Employment. Unstable employment, and therefore, unpredictable income effects how and what people consume (food, shelter, etc.) in addition to adding to stress and loss of empowerment which is correlated with poorer health.


Education. Education is the most important indicator of life span and health during old age.  In Mississippi, almost 75% of adults who hadn’t completed high school reported being in less than very good health, compared with 37% of college graduates. In Vermont, which statistically is a ‘healthier’ state, 68% of adults who hadn't finished high school said they were in less than very good health, compared with 22% of college graduates

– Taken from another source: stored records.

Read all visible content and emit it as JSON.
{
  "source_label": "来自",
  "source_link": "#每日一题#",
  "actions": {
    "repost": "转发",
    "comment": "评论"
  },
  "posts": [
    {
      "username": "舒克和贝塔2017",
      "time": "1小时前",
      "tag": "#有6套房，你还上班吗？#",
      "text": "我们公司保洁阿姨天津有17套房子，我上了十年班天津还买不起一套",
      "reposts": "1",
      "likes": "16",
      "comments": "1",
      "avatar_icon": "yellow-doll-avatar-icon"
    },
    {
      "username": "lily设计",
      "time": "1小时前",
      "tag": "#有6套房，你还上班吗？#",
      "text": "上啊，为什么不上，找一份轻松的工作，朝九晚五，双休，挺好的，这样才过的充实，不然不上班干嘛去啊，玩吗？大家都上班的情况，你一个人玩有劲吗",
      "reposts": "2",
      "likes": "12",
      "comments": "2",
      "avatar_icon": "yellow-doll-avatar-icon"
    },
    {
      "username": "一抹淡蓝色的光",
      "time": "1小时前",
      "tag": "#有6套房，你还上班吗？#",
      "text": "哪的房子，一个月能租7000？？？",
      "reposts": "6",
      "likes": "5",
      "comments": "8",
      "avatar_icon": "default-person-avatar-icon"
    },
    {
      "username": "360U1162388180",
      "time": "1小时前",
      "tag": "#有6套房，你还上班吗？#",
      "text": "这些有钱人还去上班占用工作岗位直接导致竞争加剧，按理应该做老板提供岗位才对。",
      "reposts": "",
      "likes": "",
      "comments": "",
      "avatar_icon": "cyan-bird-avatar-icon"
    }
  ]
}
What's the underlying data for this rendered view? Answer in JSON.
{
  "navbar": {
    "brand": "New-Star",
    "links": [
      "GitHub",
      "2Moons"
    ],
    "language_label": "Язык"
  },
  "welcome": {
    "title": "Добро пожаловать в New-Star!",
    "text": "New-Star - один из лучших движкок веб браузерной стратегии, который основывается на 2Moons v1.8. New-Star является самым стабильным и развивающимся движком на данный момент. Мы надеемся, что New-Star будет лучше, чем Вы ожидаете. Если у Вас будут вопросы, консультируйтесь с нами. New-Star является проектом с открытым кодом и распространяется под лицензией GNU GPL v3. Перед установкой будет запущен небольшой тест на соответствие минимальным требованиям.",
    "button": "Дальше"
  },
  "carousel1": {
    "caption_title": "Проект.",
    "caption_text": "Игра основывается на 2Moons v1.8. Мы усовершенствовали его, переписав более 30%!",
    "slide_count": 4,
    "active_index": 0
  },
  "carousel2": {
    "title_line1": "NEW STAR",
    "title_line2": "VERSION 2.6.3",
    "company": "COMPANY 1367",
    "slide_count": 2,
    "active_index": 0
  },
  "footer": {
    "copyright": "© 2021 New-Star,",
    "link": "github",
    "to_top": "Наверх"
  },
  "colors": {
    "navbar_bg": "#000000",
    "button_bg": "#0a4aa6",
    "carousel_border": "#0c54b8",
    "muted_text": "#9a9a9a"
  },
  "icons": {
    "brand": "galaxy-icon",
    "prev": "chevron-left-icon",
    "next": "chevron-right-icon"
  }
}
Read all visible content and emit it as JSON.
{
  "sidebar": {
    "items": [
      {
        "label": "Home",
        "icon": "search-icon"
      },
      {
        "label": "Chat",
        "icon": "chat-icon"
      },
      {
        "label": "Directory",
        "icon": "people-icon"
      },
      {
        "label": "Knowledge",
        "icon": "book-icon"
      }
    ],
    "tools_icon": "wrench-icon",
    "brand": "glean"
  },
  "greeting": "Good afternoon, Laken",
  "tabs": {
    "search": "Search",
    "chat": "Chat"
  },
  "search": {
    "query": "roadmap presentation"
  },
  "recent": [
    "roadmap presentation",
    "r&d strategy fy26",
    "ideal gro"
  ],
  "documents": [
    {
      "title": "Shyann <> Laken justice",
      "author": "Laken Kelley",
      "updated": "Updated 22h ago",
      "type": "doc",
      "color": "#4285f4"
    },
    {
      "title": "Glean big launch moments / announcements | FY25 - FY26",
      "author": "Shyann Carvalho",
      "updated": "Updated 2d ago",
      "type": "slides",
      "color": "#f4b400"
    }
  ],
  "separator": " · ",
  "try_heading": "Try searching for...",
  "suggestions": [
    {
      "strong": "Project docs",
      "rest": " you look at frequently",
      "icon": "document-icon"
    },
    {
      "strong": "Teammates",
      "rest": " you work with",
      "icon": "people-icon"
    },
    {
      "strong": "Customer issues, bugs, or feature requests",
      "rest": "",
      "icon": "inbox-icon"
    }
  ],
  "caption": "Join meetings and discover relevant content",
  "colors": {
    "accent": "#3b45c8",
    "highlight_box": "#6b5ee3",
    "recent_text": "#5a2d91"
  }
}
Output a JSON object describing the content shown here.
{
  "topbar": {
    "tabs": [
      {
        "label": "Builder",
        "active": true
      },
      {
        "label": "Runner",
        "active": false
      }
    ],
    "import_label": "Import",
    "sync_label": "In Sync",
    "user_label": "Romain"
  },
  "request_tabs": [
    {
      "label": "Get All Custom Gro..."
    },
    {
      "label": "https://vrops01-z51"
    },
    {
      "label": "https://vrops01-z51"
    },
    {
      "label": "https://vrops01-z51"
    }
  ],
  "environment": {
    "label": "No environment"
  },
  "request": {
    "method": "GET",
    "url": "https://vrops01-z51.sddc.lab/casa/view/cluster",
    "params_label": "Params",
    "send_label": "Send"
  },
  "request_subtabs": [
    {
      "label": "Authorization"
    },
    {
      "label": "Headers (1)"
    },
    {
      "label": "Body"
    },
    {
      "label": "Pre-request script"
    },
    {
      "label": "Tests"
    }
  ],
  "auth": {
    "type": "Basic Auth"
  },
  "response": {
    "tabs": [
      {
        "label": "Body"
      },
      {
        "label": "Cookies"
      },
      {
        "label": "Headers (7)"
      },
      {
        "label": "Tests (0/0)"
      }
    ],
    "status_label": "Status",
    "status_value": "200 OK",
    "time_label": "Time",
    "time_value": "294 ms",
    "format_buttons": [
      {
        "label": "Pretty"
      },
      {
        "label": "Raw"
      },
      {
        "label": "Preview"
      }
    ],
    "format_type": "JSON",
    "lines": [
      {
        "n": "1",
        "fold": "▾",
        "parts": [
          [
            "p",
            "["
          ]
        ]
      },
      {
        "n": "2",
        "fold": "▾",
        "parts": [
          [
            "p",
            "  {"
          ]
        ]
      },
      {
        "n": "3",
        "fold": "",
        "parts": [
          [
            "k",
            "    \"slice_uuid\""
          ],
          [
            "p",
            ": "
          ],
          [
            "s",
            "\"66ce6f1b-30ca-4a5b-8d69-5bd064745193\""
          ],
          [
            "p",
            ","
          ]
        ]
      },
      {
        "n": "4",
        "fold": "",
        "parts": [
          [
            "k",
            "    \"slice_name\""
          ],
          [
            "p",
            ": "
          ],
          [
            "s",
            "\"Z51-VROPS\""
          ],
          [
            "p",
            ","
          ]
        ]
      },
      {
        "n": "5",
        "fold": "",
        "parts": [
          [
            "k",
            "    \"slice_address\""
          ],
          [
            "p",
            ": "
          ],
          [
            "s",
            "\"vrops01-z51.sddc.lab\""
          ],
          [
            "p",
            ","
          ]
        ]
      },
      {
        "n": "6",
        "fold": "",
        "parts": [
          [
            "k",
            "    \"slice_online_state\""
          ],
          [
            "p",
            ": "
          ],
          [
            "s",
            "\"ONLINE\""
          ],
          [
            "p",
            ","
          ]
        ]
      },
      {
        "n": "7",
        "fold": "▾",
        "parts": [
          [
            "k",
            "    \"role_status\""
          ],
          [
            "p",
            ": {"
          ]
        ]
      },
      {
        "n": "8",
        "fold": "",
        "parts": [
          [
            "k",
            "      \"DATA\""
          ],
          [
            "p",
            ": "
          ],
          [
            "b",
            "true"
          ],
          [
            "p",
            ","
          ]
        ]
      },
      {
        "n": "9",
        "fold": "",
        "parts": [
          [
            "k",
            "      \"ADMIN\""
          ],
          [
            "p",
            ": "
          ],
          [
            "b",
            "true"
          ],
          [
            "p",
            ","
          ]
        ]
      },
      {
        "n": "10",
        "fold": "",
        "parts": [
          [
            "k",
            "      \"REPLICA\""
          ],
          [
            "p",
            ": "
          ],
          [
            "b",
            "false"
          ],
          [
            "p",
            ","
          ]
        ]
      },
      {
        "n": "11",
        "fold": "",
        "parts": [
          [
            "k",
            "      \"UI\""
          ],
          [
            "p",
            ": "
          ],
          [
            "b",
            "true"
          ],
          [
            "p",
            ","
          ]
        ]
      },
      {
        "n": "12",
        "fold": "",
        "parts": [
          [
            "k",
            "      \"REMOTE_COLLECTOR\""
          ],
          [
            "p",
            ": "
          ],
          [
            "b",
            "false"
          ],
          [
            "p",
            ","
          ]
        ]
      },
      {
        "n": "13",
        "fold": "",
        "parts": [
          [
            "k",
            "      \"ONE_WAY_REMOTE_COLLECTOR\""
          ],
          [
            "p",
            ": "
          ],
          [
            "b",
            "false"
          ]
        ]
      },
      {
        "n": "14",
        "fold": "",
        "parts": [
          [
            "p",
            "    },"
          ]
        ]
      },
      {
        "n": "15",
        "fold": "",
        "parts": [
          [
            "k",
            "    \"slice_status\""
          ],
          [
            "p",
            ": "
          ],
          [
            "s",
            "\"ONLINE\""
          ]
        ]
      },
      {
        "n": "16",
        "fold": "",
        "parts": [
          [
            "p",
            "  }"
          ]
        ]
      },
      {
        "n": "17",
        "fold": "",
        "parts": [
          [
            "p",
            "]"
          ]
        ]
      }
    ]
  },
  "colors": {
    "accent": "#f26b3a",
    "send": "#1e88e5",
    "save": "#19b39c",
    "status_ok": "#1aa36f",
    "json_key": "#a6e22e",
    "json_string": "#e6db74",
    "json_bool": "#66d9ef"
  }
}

Seems convincing…this is a good motivation to learn Algebra II.  Have some fun messing with our education levels and, therefore, our health at


Race. I’m going to parade this elephant right out of this room.  Whether or not we like it, race is a predictor of health indicators for a variety of factors that have yet to be flushed out completely in the health world but include historical racism in social and political forums. Did you know that the infant mortality rate and death from diabetes-related causes are DOUBLED in the African American population versus White or Hispanic?  Straight up scary and seriously in need of fixing.

So given where Aaron, Julie and Mateo fall on matters of employment, education, and race, I’ve put together some ‘average’ statistics:

I have to say, it doesn’t look good for Aaron. Mateo looks like he has an uphill battle.  And even Julie, who’s doing the best, in terms of ‘things that impact health’ has a 16.4% chance of being obese.  These three folks are perfect models for showing the struggle of Health Equity.  But how can the Portland Bureau of Transportation and other planning organization contribute to the he

alth of Aaron, Julie, and Mateo?  Before spilling the beans, I’m interested in what you, the loyal blog readers, are thinking.  Click the comment link and let me know what you think!


Read the other posts in the series: